* [What the task requires]:
Print the records below exactly; all of them are needed.

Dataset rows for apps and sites
-------

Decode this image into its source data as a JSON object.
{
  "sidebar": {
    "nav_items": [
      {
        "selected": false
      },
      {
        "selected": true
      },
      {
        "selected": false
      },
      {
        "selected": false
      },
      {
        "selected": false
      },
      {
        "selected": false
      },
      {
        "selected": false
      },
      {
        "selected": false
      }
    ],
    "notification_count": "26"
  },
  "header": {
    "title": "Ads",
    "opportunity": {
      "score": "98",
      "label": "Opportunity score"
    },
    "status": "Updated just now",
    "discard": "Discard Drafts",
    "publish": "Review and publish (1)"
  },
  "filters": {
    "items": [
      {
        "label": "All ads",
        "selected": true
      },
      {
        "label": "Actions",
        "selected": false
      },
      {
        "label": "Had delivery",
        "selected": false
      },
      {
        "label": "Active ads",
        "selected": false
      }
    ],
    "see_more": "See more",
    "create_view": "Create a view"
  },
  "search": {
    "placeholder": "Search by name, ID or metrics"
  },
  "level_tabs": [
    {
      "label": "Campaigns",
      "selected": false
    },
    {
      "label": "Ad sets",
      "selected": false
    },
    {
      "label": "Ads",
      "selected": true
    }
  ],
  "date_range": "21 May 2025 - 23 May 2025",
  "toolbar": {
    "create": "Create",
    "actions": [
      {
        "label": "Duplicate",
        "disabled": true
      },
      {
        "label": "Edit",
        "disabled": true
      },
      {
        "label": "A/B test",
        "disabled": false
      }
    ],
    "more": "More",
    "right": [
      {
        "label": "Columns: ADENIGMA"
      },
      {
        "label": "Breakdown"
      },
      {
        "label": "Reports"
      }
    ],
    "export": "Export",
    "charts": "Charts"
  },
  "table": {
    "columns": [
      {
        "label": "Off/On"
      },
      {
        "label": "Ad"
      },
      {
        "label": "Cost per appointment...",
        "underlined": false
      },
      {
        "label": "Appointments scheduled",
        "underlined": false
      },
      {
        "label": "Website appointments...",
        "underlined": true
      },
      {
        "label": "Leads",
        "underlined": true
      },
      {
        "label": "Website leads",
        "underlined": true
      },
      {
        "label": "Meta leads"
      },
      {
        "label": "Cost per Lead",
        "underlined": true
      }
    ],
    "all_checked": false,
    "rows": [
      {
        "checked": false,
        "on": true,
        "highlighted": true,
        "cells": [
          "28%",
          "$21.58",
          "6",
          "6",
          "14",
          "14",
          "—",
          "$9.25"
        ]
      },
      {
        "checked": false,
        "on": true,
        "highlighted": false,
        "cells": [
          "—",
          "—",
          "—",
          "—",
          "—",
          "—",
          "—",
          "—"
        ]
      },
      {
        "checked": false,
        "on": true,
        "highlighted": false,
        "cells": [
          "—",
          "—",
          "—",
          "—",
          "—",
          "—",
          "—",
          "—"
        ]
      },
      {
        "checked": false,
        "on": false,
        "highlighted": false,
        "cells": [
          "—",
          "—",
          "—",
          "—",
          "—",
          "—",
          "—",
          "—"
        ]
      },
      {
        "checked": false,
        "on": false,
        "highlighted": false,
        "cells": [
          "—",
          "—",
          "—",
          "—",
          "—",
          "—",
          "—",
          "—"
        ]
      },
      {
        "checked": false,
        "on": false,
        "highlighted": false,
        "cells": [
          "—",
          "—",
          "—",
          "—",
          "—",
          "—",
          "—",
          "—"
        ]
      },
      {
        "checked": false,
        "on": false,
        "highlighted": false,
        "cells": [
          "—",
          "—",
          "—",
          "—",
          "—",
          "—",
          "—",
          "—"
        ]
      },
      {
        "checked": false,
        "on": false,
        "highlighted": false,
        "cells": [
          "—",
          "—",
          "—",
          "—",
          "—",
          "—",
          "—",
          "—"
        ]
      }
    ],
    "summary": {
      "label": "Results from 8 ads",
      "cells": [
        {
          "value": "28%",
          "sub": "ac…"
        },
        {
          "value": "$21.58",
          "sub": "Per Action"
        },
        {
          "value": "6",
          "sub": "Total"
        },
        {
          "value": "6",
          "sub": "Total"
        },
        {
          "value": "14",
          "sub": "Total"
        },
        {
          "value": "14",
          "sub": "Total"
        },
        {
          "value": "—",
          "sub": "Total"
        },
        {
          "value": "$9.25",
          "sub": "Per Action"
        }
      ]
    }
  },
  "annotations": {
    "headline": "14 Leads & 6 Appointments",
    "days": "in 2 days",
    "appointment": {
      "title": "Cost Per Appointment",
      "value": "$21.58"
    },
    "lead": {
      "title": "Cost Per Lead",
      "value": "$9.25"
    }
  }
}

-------

* [Reply to the exercise]:
Decode this image into its source data as a JSON object.
{
  "sidebar": {
    "nav_items": [
      {
        "selected": false
      },
      {
        "selected": true
      },
      {
        "selected": false
      },
      {
        "selected": false
      },
      {
        "selected": false
      },
      {
        "selected": false
      },
      {
        "selected": false
      },
      {
        "selected": false
      }
    ],
    "notification_count": "26"
  },
  "header": {
    "title": "Ads",
    "opportunity": {
      "score": "98",
      "label": "Opportunity score"
    },
    "status": "Updated just now",
    "discard": "Discard Drafts",
    "publish": "Review and publish (1)"
  },
  "filters": {
    "items": [
      {
        "label": "All ads",
        "selected": true
      },
      {
        "label": "Actions",
        "selected": false
      },
      {
        "label": "Had delivery",
        "selected": false
      },
      {
        "label": "Active ads",
        "selected": false
      }
    ],
    "see_more": "See more",
    "create_view": "Create a view"
  },
  "search": {
    "placeholder": "Search by name, ID or metrics"
  },
  "level_tabs": [
    {
      "label": "Campaigns",
      "selected": false
    },
    {
      "label": "Ad sets",
      "selected": false
    },
    {
      "label": "Ads",
      "selected": true
    }
  ],
  "date_range": "21 May 2025 - 23 May 2025",
  "toolbar": {
    "create": "Create",
    "actions": [
      {
        "label": "Duplicate",
        "disabled": true
      },
      {
        "label": "Edit",
        "disabled": true
      },
      {
        "label": "A/B test",
        "disabled": false
      }
    ],
    "more": "More",
    "right": [
      {
        "label": "Columns: ADENIGMA"
      },
      {
        "label": "Breakdown"
      },
      {
        "label": "Reports"
      }
    ],
    "export": "Export",
    "charts": "Charts"
  },
  "table": {
    "columns": [
      {
        "label": "Off/On"
      },
      {
        "label": "Ad"
      },
      {
        "label": "Cost per appointment...",
        "underlined": false
      },
      {
        "label": "Appointments scheduled",
        "underlined": false
      },
      {
        "label": "Website appointments...",
        "underlined": true
      },
      {
        "label": "Leads",
        "underlined": true
      },
      {
        "label": "Website leads",
        "underlined": true
      },
      {
        "label": "Meta leads"
      },
      {
        "label": "Cost per Lead",
        "underlined": true
      }
    ],
    "all_checked": false,
    "rows": [
      {
        "checked": false,
        "on": true,
        "highlighted": true,
        "cells": [
          "28%",
          "$21.58",
          "6",
          "6",
          "14",
          "14",
          "—",
          "$9.25"
        ]
      },
      {
        "checked": false,
        "on": true,
        "highlighted": false,
        "cells": [
          "—",
          "—",
          "—",
          "—",
          "—",
          "—",
          "—",
          "—"
        ]
      },
      {
        "checked": false,
        "on": true,
        "highlighted": false,
        "cells": [
          "—",
          "—",
          "—",
          "—",
          "—",
          "—",
          "—",
          "—"
        ]
      },
      {
        "checked": false,
        "on": false,
        "highlighted": false,
        "cells": [
          "—",
          "—",
          "—",
          "—",
          "—",
          "—",
          "—",
          "—"
        ]
      },
      {
        "checked": false,
        "on": false,
        "highlighted": false,
        "cells": [
          "—",
          "—",
          "—",
          "—",
          "—",
          "—",
          "—",
          "—"
        ]
      },
      {
        "checked": false,
        "on": false,
        "highlighted": false,
        "cells": [
          "—",
          "—",
          "—",
          "—",
          "—",
          "—",
          "—",
          "—"
        ]
      },
      {
        "checked": false,
        "on": false,
        "highlighted": false,
        "cells": [
          "—",
          "—",
          "—",
          "—",
          "—",
          "—",
          "—",
          "—"
        ]
      },
      {
        "checked": false,
        "on": false,
        "highlighted": false,
        "cells": [
          "—",
          "—",
          "—",
          "—",
          "—",
          "—",
          "—",
          "—"
        ]
      }
    ],
    "summary": {
      "label": "Results from 8 ads",
      "cells": [
        {
          "value": "28%",
          "sub": "ac…"
        },
        {
          "value": "$21.58",
          "sub": "Per Action"
        },
        {
          "value": "6",
          "sub": "Total"
        },
        {
          "value": "6",
          "sub": "Total"
        },
        {
          "value": "14",
          "sub": "Total"
        },
        {
          "value": "14",
          "sub": "Total"
        },
        {
          "value": "—",
          "sub": "Total"
        },
        {
          "value": "$9.25",
          "sub": "Per Action"
        }
      ]
    }
  },
  "annotations": {
    "headline": "14 Leads & 6 Appointments",
    "days": "in 2 days",
    "appointment": {
      "title": "Cost Per Appointment",
      "value": "$21.58"
    },
    "lead": {
      "title": "Cost Per Lead",
      "value": "$9.25"
    }
  }
}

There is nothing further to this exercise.